About the Property
Three different paths lead to the summit of Green Mountain, part of the Green Mountain State Forest, a block of land at the summit surrounded by the High Watch Preserve. Blueberries are often abundant near the summit in season. An 0.4 mile spur trail to an adjacent peak, Hanson Top, leaves from the Libby Road Trail, just a few hundred feet from the summit of Green Mountain. Hanson Top provides excellent views to the south and west from an exposed ledge.
High Watch Trail
About a 1 to 1.5 hour hike from trailhead to mountain top, this wooded trail along the mountain’s north side is a great hike for kids, combining soft pine-covered trails with three somewhat steeper rocky sections – just enough for variety. The kids will love scrambling up the rocks, and plus, there’s the fire tower at the top. The observation deck is closed unless a forest ranger is in attendance, but views can be had from the tower below the observation deck. The trail passes through a forest of beech, hemlock, maple, oak and spruce. Note that the trail is not on Forest Society land for approximately 1/3 mile at the start of the hike: this section of trail may be rutted, please stay on the trail.
Round trip hiking time is approximately 3 hours.
Libby Road Trail
This is an un-maintained woods road that climbs the mountain on its southern flank, providing off-road vehicle access for the state fire tower warden. There is limited parking at the trailhead, but enough room for a few cars. The trail is covered with rubble for the most part, so footing can be challenging, especially on descent. However, the lower third of the trail travels alongside a lovely brook and then through an interesting region of fallen and twisted trees, which are remnants of the 2008 tornado that touched down in Effingham and other areas of the state. Libby Road Trail also offers views of the Hanson Mountain Range from the trail itself (remember to turn around to see the views if you are ascending!) About 700 feet from the top of Libby Road Trail, a spur trail to Hanson Top (a secondary peak) runs to the west.
This trail climbs up the southeast side of Green Mountain. The trailhead has a parking area and a kiosk. The Dearborn Trail begins gently, then becomes steeper as it nears the summit. The moist lower slopes, growing red oak, beech, birch, maple and hemlock, are bisected by many logging trails. The steeper mid-slopes contain a very dry, rocky ridge forest community of red and white pine and red oak. Some larger, old red oaks feature basal forest fire scars, while scattered red pines have been marked with teeth and claws as scent trees by black bears.
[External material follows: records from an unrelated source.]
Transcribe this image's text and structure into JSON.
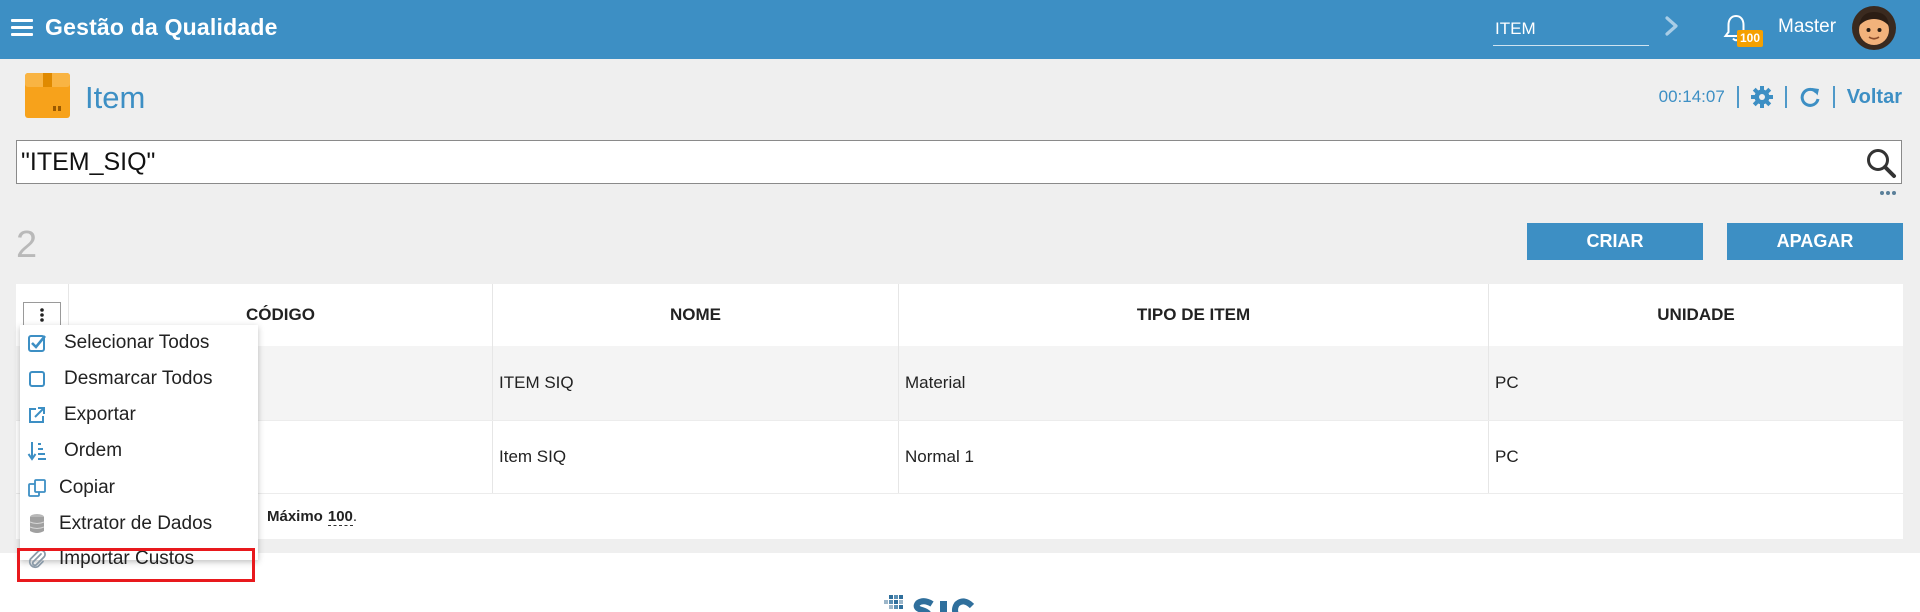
{
  "app": {
    "title": "Gestão da Qualidade",
    "module_search_value": "ITEM",
    "notification_count": "100",
    "user_name": "Master"
  },
  "page": {
    "title": "Item",
    "timer": "00:14:07",
    "back_label": "Voltar",
    "search_value": "\"ITEM_SIQ\"",
    "record_count": "2"
  },
  "buttons": {
    "create": "CRIAR",
    "delete": "APAGAR"
  },
  "table": {
    "columns": [
      "CÓDIGO",
      "NOME",
      "TIPO DE ITEM",
      "UNIDADE"
    ],
    "rows": [
      {
        "nome": "ITEM SIQ",
        "tipo": "Material",
        "unidade": "PC"
      },
      {
        "nome": "Item SIQ",
        "tipo": "Normal 1",
        "unidade": "PC"
      }
    ],
    "footer_label": "Máximo",
    "footer_max": "100"
  },
  "menu": {
    "items": [
      {
        "label": "Selecionar Todos",
        "icon": "check-square-icon"
      },
      {
        "label": "Desmarcar Todos",
        "icon": "square-icon"
      },
      {
        "label": "Exportar",
        "icon": "export-icon"
      },
      {
        "label": "Ordem",
        "icon": "sort-icon"
      },
      {
        "label": "Copiar",
        "icon": "copy-icon"
      },
      {
        "label": "Extrator de Dados",
        "icon": "database-icon"
      },
      {
        "label": "Importar Custos",
        "icon": "paperclip-icon"
      }
    ]
  },
  "colors": {
    "brand_blue": "#3d8fc4",
    "accent_orange": "#f5a000",
    "highlight_red": "#e8191d"
  }
}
The upper slopes are less steep as the trail winds through scattered red spruce and white birch, glades of ferns and patches of wild blueberry. In the fall and early spring, when there are layers of wet leaves on the ground, this trail can be slippery. Round trip hiking time is approximately 3 hours.
Hanson Top Spur Trail
The trailhead for Hanson Top (a secondary peak to Green Mountain) leaves from the Libby Road Trail, about 700’ from the top of Green Mountain. Thus, it can easily be accessed after reaching the summit of Green Mountain from any of the three paths up the mountain. The Hanson Top Spur Trail is a 0.4 mile hike to open ledges at Hanson Top, providing a southern view of the town of Effingham, Province Lake and other distant mountain ranges. This viewpoint is also an ideal setting for a picnic and/or rest. You will find a trail register box affixed to a tree on your return trip from the Hanson top.
*WINTER ACCESS: The parking at this property is not plowed.* You’ll find a small parking area, kiosk, and property sign at the Dearborn trailhead (not plowed in winter). This trailhead is at the end of a Class V (plowed) section of Hobbs Road, accessed from the Lord’s Hill section of Rt. 153 (Province Lake Road). The High Watch trailhead is at the end of High watch Road; park along the side of the road and look for the property sign that marks the trailhead (on your right at the end of the short dirt-road section). At the Libby Road Trailhead, you’ll find a locked bar gate. Please do not block the gate when parking here. This section of Libby Road is not maintained in the winter; however, you can park at the junction of Town House Road and Libby Road in winter and snowshoe in from there.
NOTE: Libby Road and High Watch Road are not through roads.
Recommended Properties Nearby
- Blueberry picking
- Great Views
- Hiking Trails
- Parking area
- Trail markers
- No wheeled vehicles (including Bicycles)
- No Motorized wheeled vehicles (ATVs, trucks, dirt bikes)
- No Camping
- No Fires
- Carry in, Carry out all trash
- Do not disturb plants, animals, or cultural features
- No guaranteed winter access